Farmers typically see the start of the "sheep year" as sometime in the autumn, when the sheep come home from grazing in the mountain and forest areas. This is the moment when farmers decide which animals will be sent for slaughter, and which animals will be kept for breeding for the next year's production.


Most farmers breed their ewes in December, which means the lambs are born in April or May. Lambing is a very intense and demanding period, but also an enjoyable and rewarding time with so much new life. Each newly born lamb is registered with its own individual registration number. This number follows the animal throughout its entire life. After lambing has finished, the lambs and ewes go outside to graze on the farm's cultivated pasture.


When the snow on the mountain starts to melt, and the new grass starts to germinate and grow at a good pace, this means it is time for the sheep to go out into the mountains and forests. Up in the mountains, the sheep will roam around freely in the wild, along the edge of the melting snow and eat a nutritious diet of herbs, grass, heather, and bushes, and drink naturally pure clean mountain water.


However, the sheep are not without oversight during their time in the mountains. Farmers organize themselves in grazing groups, and take responsibility for supervising the sheep in the grazing area at least once a week. The first sheep are guided back down from the mountain at the end of August, with some sheep staying up in the mountains until the end of September.

Sheep grazing in the mountain
Sheep grazing in the mountain
Photo: Sune Eriksen

Sheep shearing

Most of the breeding stock is shorn twice per year, once in the autumn when the sheep are being brought inside before the winter starts, and once in winter or early spring, in good time before lambing starts. We therefore have autumn wool and spring wool. Sheep from the traditional old Norwegian breed (villsau) go outside the whole year, and are therefore only shorn in June, after lambing.


Shearing of the breeding stock happens on the farms. Some sheep farmers shear the animals themselves, but most farmers hire a professional sheep shearer, for example through Nortura's shearing team. After clipping, the wool is sorted and packed in paper bags. Fleeces are packed one by one, with a sheet of paper of sorts between each fleece. Other wool from the underside, thighs, and tail is packed in separate bags. Finally, the sorted wool is kept at the farm until it is collected.
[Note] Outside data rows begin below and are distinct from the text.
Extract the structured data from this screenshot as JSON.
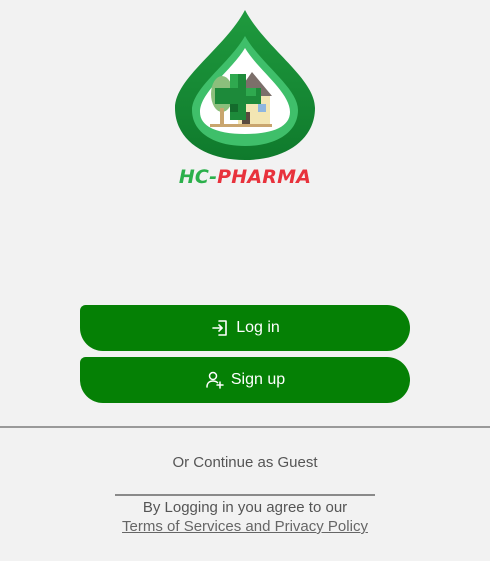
{
  "app": {
    "brand_prefix": "HC-",
    "brand_suffix": "PHARMA",
    "colors": {
      "primary_button": "#058005",
      "brand_green": "#2bb04b",
      "brand_red": "#e8323c",
      "background": "#f2f2f2"
    }
  },
  "actions": {
    "login_label": "Log in",
    "login_icon": "login-icon",
    "signup_label": "Sign up",
    "signup_icon": "add-user-icon"
  },
  "footer": {
    "guest_label": "Or Continue as Guest",
    "agree_text": "By Logging in you agree to our",
    "terms_link": "Terms of Services and Privacy Policy"
  }
}
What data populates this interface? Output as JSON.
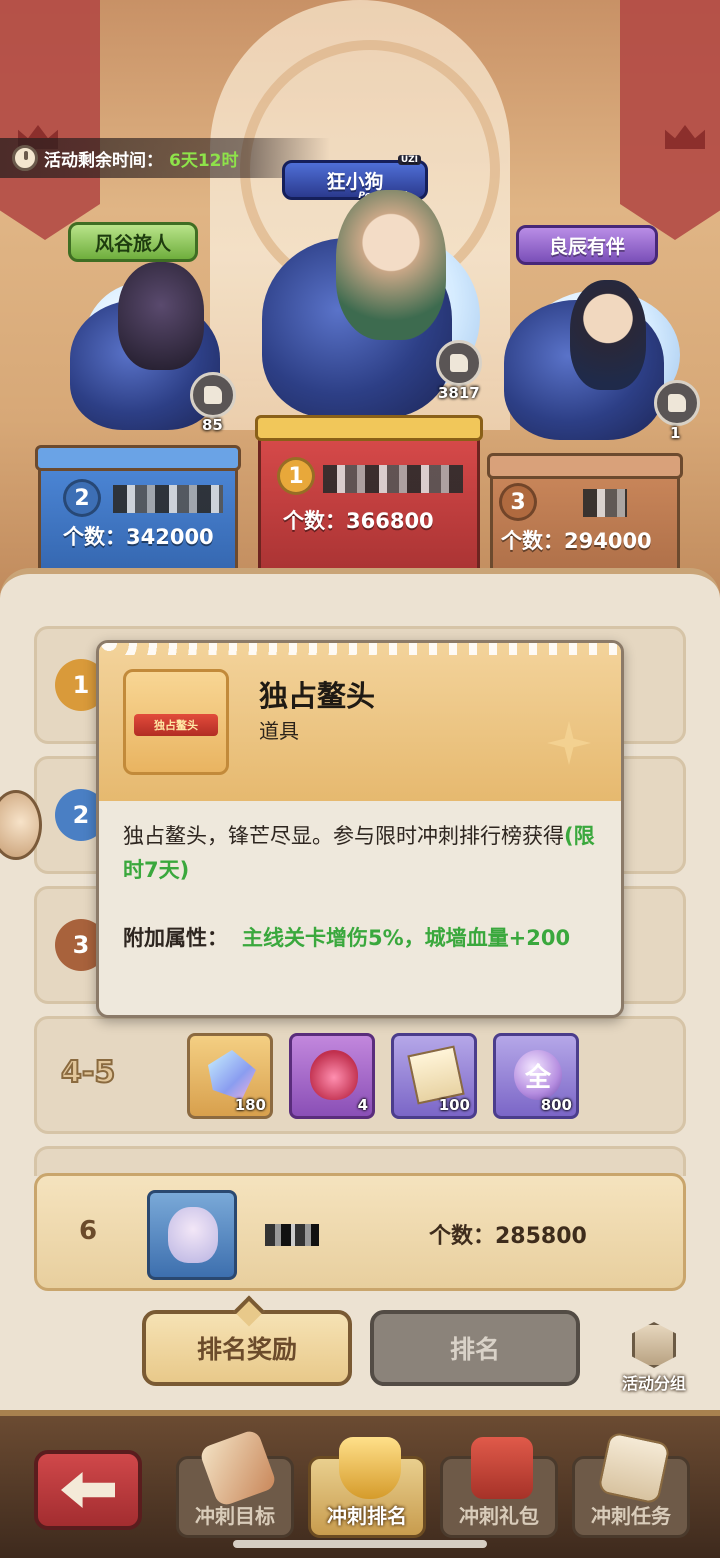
{
  "header": {
    "timer_label": "活动剩余时间：",
    "timer_value": "6天12时"
  },
  "podium": {
    "first": {
      "title": "狂小狗",
      "title_sub": "Penta Kill",
      "title_tag": "UZI",
      "likes": "3817",
      "rank": "1",
      "count_text": "个数：366800"
    },
    "second": {
      "title": "风谷旅人",
      "likes": "85",
      "rank": "2",
      "count_text": "个数：342000"
    },
    "third": {
      "title": "良辰有伴",
      "likes": "1",
      "rank": "3",
      "count_text": "个数：294000"
    }
  },
  "ranking_rows": [
    {
      "rank": "1"
    },
    {
      "rank": "2"
    },
    {
      "rank": "3"
    },
    {
      "range": "4-5",
      "items": [
        {
          "icon": "crystal-shard-icon",
          "count": "180"
        },
        {
          "icon": "flame-spirit-icon",
          "count": "4"
        },
        {
          "icon": "integral-scroll-icon",
          "count": "100"
        },
        {
          "icon": "quan-token-icon",
          "glyph": "全",
          "count": "800"
        }
      ]
    }
  ],
  "my_entry": {
    "rank": "6",
    "count_text": "个数：285800"
  },
  "tabs": {
    "reward": "排名奖励",
    "ranking": "排名"
  },
  "group_button": "活动分组",
  "tooltip": {
    "item_badge": "独占鳌头",
    "title": "独占鳌头",
    "type": "道具",
    "desc_main": "独占鳌头，锋芒尽显。参与限时冲刺排行榜获得",
    "desc_limit": "(限时7天)",
    "attr_label": "附加属性：",
    "attr_value": "主线关卡增伤5%，城墙血量+200"
  },
  "bottom_nav": [
    {
      "label": "冲刺目标",
      "icon": "scroll-target-icon",
      "active": false
    },
    {
      "label": "冲刺排名",
      "icon": "trophy-icon",
      "active": true
    },
    {
      "label": "冲刺礼包",
      "icon": "treasure-chest-icon",
      "active": false
    },
    {
      "label": "冲刺任务",
      "icon": "quest-paper-icon",
      "active": false
    }
  ],
  "colors": {
    "accent_green": "#3aa83d",
    "timer_green": "#8ee34a",
    "rank1_red": "#a12f2f",
    "rank2_blue": "#2f5fa6",
    "rank3_bronze": "#a86a44"
  }
}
Wool collection

Norilia works together with the local chapters of Norwegian Sheep and Goat (NSG) in order to collect the wool from the farms. NSG has several local chapters around the country. This enables the collection of wool of any type from any place. Norilia pays the local chapters 0.85 Norwegian kroner per kilogram of wool for their help in collecting the wool, which helps finance the local chapters' activities. Collection happens once or twice per year.

Wool from Norilia – a good choice for health and the environment
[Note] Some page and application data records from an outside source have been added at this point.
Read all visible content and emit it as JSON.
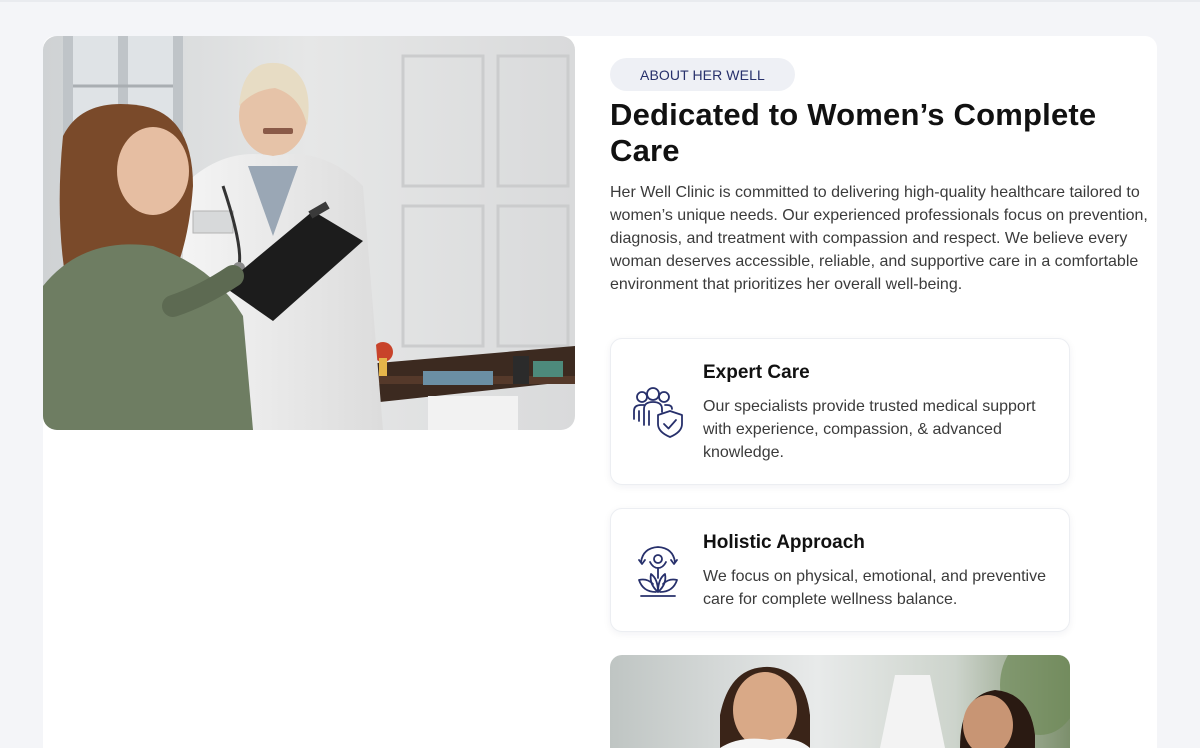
{
  "about": {
    "pill_label": "ABOUT HER WELL",
    "title": "Dedicated to Women’s Complete Care",
    "description": "Her Well Clinic is committed to delivering high-quality healthcare tailored to women’s unique needs. Our experienced professionals focus on prevention, diagnosis, and treatment with compassion and respect. We believe every woman deserves accessible, reliable, and supportive care in a comfortable environment that prioritizes her overall well-being."
  },
  "features": [
    {
      "icon": "team-shield-icon",
      "title": "Expert Care",
      "text": "Our specialists provide trusted medical support with experience, compassion, & advanced knowledge."
    },
    {
      "icon": "lotus-person-icon",
      "title": "Holistic Approach",
      "text": "We focus on physical, emotional, and preventive care for complete wellness balance."
    }
  ],
  "images": {
    "main": "doctor-consultation-photo",
    "secondary": "clinic-staff-photo"
  },
  "colors": {
    "accent": "#27306b",
    "pill_bg": "#eef0f5",
    "page_bg": "#f4f5f8"
  }
}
Scoured wool from Norilia is accredited the Nordic Swan Ecolabel. Transparancy throughout the value chain and low usage of chemicals are two important reasons making this possible. The Nordic Swan Ecolabel is yet another confirmation that Norwegian wool is a good choice for health and the environment.

About Norilia
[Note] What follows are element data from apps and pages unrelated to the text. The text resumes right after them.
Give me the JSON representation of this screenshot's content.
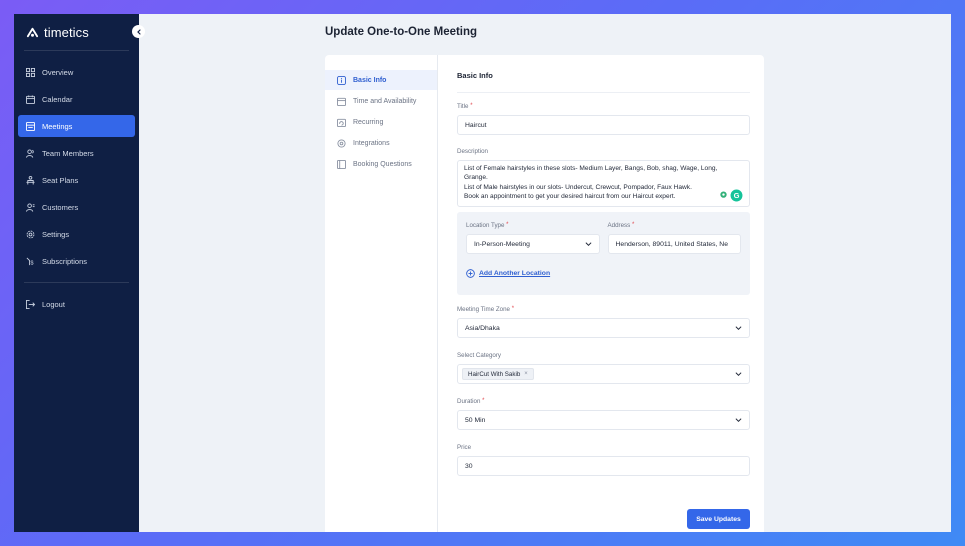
{
  "app": {
    "name": "timetics"
  },
  "sidebar": {
    "items": [
      {
        "label": "Overview",
        "icon": "grid-icon"
      },
      {
        "label": "Calendar",
        "icon": "calendar-icon"
      },
      {
        "label": "Meetings",
        "icon": "meetings-icon",
        "active": true
      },
      {
        "label": "Team Members",
        "icon": "users-icon"
      },
      {
        "label": "Seat Plans",
        "icon": "seat-icon"
      },
      {
        "label": "Customers",
        "icon": "customers-icon"
      },
      {
        "label": "Settings",
        "icon": "gear-icon"
      },
      {
        "label": "Subscriptions",
        "icon": "subscription-icon"
      }
    ],
    "logout_label": "Logout"
  },
  "page": {
    "title": "Update One-to-One Meeting"
  },
  "steps": [
    {
      "label": "Basic Info",
      "active": true
    },
    {
      "label": "Time and Availability"
    },
    {
      "label": "Recurring"
    },
    {
      "label": "Integrations"
    },
    {
      "label": "Booking Questions"
    }
  ],
  "form": {
    "section_title": "Basic Info",
    "title_label": "Title",
    "title_value": "Haircut",
    "description_label": "Description",
    "description_lines": [
      "List of Female hairstyles in these slots- Medium Layer, Bangs, Bob, shag, Wage, Long,",
      "Grange.",
      "List of Male hairstyles in our slots- Undercut, Crewcut, Pompador, Faux Hawk.",
      "Book an appointment to get your desired haircut from our Haircut expert."
    ],
    "location_type_label": "Location Type",
    "location_type_value": "In-Person-Meeting",
    "address_label": "Address",
    "address_value": "Henderson, 89011, United States, Ne",
    "add_location_label": "Add Another Location",
    "timezone_label": "Meeting Time Zone",
    "timezone_value": "Asia/Dhaka",
    "category_label": "Select Category",
    "category_chip": "HairCut With Sakib",
    "duration_label": "Duration",
    "duration_value": "50 Min",
    "price_label": "Price",
    "price_value": "30",
    "save_label": "Save Updates",
    "required_mark": "*"
  },
  "colors": {
    "sidebar_bg": "#0f1f44",
    "accent": "#3467e9",
    "required": "#e0434a"
  }
}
Norilia is a wholly owned subsidiary of Nortura. Our purpose is to take care of and utilize co-streams, or plus-products as we call it, from the meat and egg industry to contribute to a profitable and sustainable agriculture. Our work is based on more than 60 years of experience, and today we export to the entire world.

Wool from Norilia – a good choice for health and the environment

Scoured wool from Norilia is accredited the Nordic Swan Ecolabel. Transparancy throughout the value chain and low usage of chemicals are two important reasons making this possible. The Nordic Swan Ecolabel is yet another confirmation that Norwegian wool is a good choice for health and the environment.

About Norilia

Norilia is a wholly owned subsidiary of Nortura. Our purpose is to take care of and utilize co-streams, or plus-products as we call it, from the meat and egg industry to contribute to a profitable and sustainable agriculture. Our work is based on more than 60 years of experience, and today we export to the entire world.

Contact

Contacts

Marion Tviland

Director Wool

Stein Terje Moen

Senior Advisor Wool